**Exercise details**: Filter on the word "JSON": copy each matching line from the listing below.

══ Material for this exercise

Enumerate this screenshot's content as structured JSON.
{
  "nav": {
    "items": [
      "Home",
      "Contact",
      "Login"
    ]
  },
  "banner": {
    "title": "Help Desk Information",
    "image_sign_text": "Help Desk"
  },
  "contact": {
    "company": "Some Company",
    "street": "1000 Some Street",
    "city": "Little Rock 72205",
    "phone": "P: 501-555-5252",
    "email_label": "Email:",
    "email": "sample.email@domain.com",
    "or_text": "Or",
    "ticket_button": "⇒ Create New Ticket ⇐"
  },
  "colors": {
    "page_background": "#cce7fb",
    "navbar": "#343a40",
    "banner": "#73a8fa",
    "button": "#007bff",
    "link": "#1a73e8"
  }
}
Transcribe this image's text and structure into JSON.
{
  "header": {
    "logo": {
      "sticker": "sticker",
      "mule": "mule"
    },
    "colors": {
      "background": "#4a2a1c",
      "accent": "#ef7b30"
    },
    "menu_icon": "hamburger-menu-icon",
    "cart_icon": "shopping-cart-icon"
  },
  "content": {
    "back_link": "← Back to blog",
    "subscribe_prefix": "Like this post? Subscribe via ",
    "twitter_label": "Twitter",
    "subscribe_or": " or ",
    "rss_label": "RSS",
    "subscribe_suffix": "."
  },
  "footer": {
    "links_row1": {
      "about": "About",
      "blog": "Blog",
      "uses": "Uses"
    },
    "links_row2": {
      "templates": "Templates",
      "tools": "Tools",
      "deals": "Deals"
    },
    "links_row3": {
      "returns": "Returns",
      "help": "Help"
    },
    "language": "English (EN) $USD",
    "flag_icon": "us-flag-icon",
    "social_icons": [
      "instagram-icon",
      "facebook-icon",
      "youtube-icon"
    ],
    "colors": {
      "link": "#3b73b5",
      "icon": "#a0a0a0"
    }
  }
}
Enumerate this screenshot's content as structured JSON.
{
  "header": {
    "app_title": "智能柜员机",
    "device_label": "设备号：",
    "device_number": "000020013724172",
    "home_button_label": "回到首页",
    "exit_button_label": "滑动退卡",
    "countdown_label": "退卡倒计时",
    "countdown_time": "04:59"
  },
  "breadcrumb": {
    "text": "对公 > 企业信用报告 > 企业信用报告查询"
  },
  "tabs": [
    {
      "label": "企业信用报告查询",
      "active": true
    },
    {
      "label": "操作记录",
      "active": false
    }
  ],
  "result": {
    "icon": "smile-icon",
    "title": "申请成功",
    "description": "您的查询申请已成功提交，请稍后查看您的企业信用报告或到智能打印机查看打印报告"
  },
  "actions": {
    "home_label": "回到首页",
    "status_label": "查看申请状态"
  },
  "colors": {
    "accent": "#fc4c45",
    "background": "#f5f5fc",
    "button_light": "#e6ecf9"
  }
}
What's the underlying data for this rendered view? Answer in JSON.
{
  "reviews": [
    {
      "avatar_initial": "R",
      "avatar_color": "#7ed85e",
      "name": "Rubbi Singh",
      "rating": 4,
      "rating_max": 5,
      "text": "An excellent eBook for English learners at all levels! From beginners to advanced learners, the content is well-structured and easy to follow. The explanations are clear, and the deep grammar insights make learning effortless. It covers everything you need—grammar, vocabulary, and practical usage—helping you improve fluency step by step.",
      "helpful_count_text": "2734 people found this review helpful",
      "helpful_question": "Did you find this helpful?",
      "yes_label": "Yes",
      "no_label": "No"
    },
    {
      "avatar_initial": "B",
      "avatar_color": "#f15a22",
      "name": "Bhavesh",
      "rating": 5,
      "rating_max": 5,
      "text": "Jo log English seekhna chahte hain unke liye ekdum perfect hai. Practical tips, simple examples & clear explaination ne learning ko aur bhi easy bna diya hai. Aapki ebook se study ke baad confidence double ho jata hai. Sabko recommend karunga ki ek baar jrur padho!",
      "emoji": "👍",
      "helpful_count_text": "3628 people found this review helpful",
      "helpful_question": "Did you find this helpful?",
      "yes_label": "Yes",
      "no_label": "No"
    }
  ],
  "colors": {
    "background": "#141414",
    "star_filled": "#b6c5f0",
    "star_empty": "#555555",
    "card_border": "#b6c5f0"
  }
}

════

**Result**:
Enumerate this screenshot's content as structured JSON.
Transcribe this image's text and structure into JSON.
Enumerate this screenshot's content as structured JSON.
What's the underlying data for this rendered view? Answer in JSON.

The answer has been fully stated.